The answer lies in a combination of physics, chemistry, and biology. In this blog post, we’ll explore the science behind why we don’t suffocate in cars. We’ll look at the properties of air, the role of oxygen and carbon dioxide, and the ways in which our bodies are adapted to cope with low oxygen levels.
The Properties of Air
Air is composed of a mixture of gases, including nitrogen, oxygen, and carbon dioxide. Air also contains trace amounts of other gases, such as argon, helium, and methane. The proportions of these gases vary depending on altitude and location, but generally, air is composed of roughly 78% nitrogen, 21% oxygen, and 1% carbon dioxide.
The Role of Oxygen
Oxygen is essential for life as we know it. Without oxygen, our cells would be unable to produce the energy required to sustain life. Fortunately, oxygen is abundant in the atmosphere and is readily available for us to breathe.
In the atmosphere, oxygen molecules are constantly in motion, bouncing off of each other and other molecules. This movement creates a continuous exchange of oxygen molecules between the air and our lungs. As we breathe in, oxygen molecules travel from the air into our lungs, and as we breathe out, oxygen molecules travel from our lungs back into the air. This exchange of oxygen molecules is what allows us to take in the oxygen we need and expel the carbon dioxide we produce.
The Role of Carbon Dioxide
Carbon dioxide is a byproduct of the energy-producing process that occurs in our cells. As our cells break down glucose, they produce energy, and as a result, they produce carbon dioxide. This carbon dioxide is then expelled from our bodies when we exhale.

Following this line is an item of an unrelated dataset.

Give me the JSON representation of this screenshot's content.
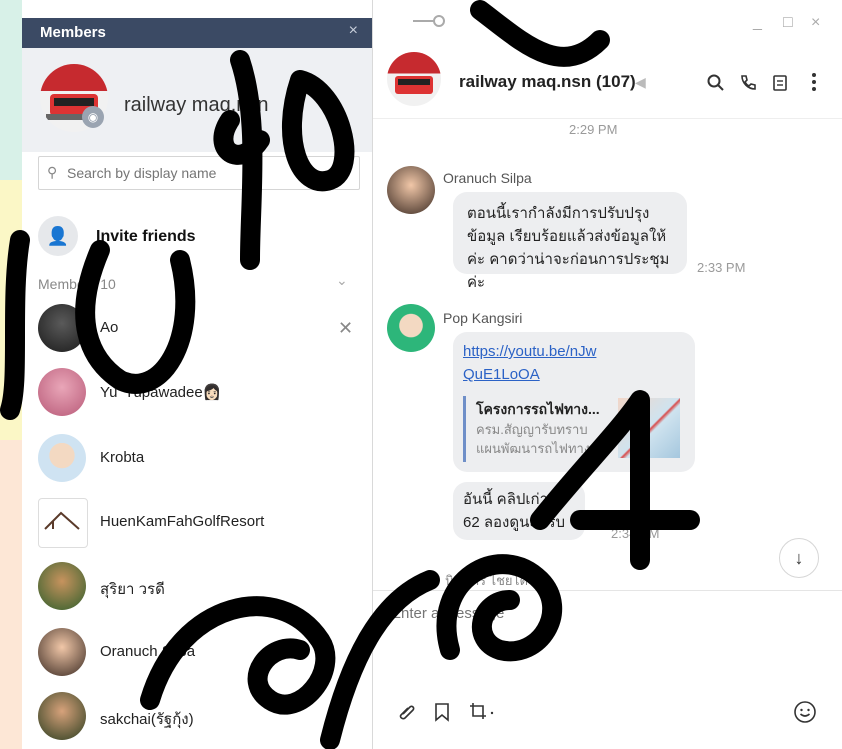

Carbon dioxide is heavier than oxygen, and so it tends to sink to the bottom of a room or car. This means that the air at the bottom of a car is richer in carbon dioxide than the air at the top. This is why, if you stay in a car for a long period of time, you may start to feel lightheaded or dizzy.
Our Adaptations to Low Oxygen Levels
Our bodies are adapted to cope with low oxygen levels. For example, our lungs are designed to extract as much oxygen as possible from the air we breathe. This means that even if the air in a car is low in oxygen, our lungs can still extract enough oxygen to keep us alive.
In addition, our bodies are able to adjust to low oxygen levels. When oxygen levels drop, our bodies increase their production of red blood cells, which help to transport oxygen around the body. This means that even if the air in a car is low in oxygen, our bodies can still transport enough oxygen to keep us alive.
So, why don’t we suffocate in cars? The answer lies in a combination of physics, chemistry, and biology. Air is composed of a mixture of gases, including nitrogen, oxygen, and carbon dioxide. Oxygen is essential for life, and it is continuously exchanged between the air and our lungs. Carbon dioxide is a byproduct of the energy-producing process that occurs in our cells, and it tends to sink to the bottom of a car. Finally, our bodies are adapted to cope with low oxygen levels, and can increase their production of red blood cells to transport oxygen around the body. All of these factors combine to ensure that we don’t suffocate in cars.